I’m known for saying ‘good enough is good enough’, as perfection is the enemy of progress.
Many people, including myself, struggle to move forwards with something in their business (or in their lives) as they feel it needs to be perfect before it can be revealed to the world. This might be publishing a blog post, it might be hosting a party.
It’s easy to have the perfect version of something in your head, that says exactly what you mean in perfectly understandable language, that gives exactly the impression of who you are that you want the whole world to see and approve of.
But getting it out of your head and into reality is hard. We get so tangled up in making it perfect that we forget the reason we want to do it in the first place. We just want to communicate and connect with people, and show them who we are.
When the perfect version exists in your head, the good enough version that you have in front of you doesn’t seem good enough. It seems lacking, a failure, not what you really want to say or the way you want to be seen.
This trips us up, holds us back, and stops us from making progress. We can’t convince ourselves that ‘good enough is good enough’.
So today I’m reflecting on a better way of addressing it – ‘it’s a decent start, and I’ll improve as I go on’.

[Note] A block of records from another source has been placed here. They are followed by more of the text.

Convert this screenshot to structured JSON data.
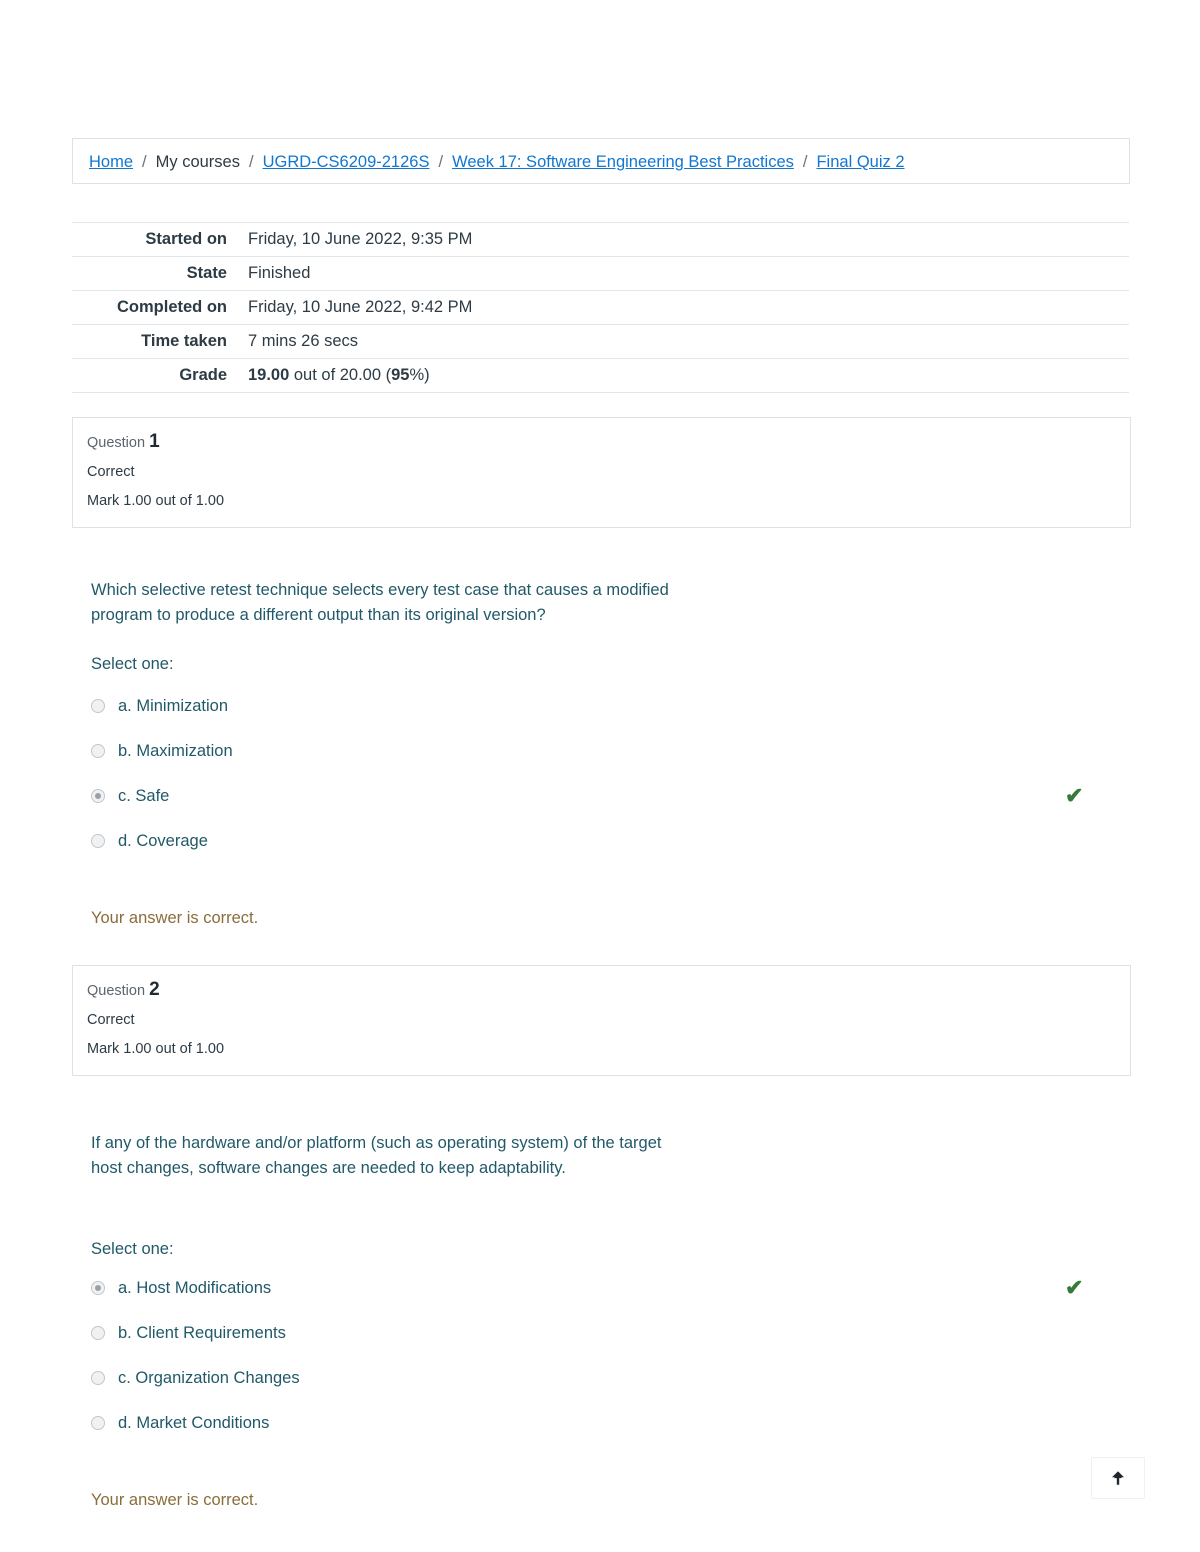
{
  "breadcrumb": {
    "items": [
      {
        "label": "Home",
        "type": "link"
      },
      {
        "label": "My courses",
        "type": "text"
      },
      {
        "label": "UGRD-CS6209-2126S",
        "type": "link"
      },
      {
        "label": "Week 17: Software Engineering Best Practices",
        "type": "link"
      },
      {
        "label": "Final Quiz 2",
        "type": "link"
      }
    ],
    "separator": "/"
  },
  "summary": {
    "rows": [
      {
        "label": "Started on",
        "value": "Friday, 10 June 2022, 9:35 PM"
      },
      {
        "label": "State",
        "value": "Finished"
      },
      {
        "label": "Completed on",
        "value": "Friday, 10 June 2022, 9:42 PM"
      },
      {
        "label": "Time taken",
        "value": "7 mins 26 secs"
      }
    ],
    "grade": {
      "label": "Grade",
      "score": "19.00",
      "middle": " out of 20.00 (",
      "percent": "95",
      "suffix": "%)"
    }
  },
  "questions": [
    {
      "number_label": "Question",
      "number": "1",
      "state": "Correct",
      "mark": "Mark 1.00 out of 1.00",
      "text": "Which selective retest technique selects every test case that causes a modified program to produce a different output than its original version?",
      "select_one": "Select one:",
      "options": [
        {
          "label": "a. Minimization",
          "selected": false,
          "correct": false
        },
        {
          "label": "b. Maximization",
          "selected": false,
          "correct": false
        },
        {
          "label": "c. Safe",
          "selected": true,
          "correct": true
        },
        {
          "label": "d. Coverage",
          "selected": false,
          "correct": false
        }
      ],
      "feedback": "Your answer is correct."
    },
    {
      "number_label": "Question",
      "number": "2",
      "state": "Correct",
      "mark": "Mark 1.00 out of 1.00",
      "text": "If any of the hardware and/or platform (such as operating system) of the target host changes, software changes are needed to keep adaptability.",
      "select_one": "Select one:",
      "options": [
        {
          "label": "a. Host Modifications",
          "selected": true,
          "correct": true
        },
        {
          "label": "b. Client Requirements",
          "selected": false,
          "correct": false
        },
        {
          "label": "c. Organization Changes",
          "selected": false,
          "correct": false
        },
        {
          "label": "d. Market Conditions",
          "selected": false,
          "correct": false
        }
      ],
      "feedback": "Your answer is correct."
    }
  ],
  "scroll_top_button": {
    "icon": "arrow-up-icon"
  },
  "colors": {
    "link": "#1177d1",
    "question_text": "#215968",
    "correct_mark": "#357a38",
    "feedback": "#8a6d3b"
  }
}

That gets us going, and allows for errors and improvements. Taking imperfect action is a great start. It says ‘this isn’t exactly it, but it’s somewhere near there and I’m giving it a go’.
As the Black Lives Matter protests have grown in recent days, non-racist white people have been called upon to speak up and be publicly anti-racist. I’m one of those non-racist white people. It’s hard. What are you supposed to say?
I was tongue-tied. I was afraid to say the wrong thing. I wanted it to be perfect.
I talked to a couple of close friends, both white women in a similar situation. I realised that I had to say something, do something – anything well-intentioned and positive must be better than saying nothing at all.
So I thought carefully, made a decent start, and vowed to improve as I go along.
I’ve shared posts with reading lists and links for white people to educate themselves and be a better ally. I’ve shared posts about black people being killed in situations where white people wouldn’t even get a second glance. I’ve called out friends on social media for sharing posts that excuse police brutality.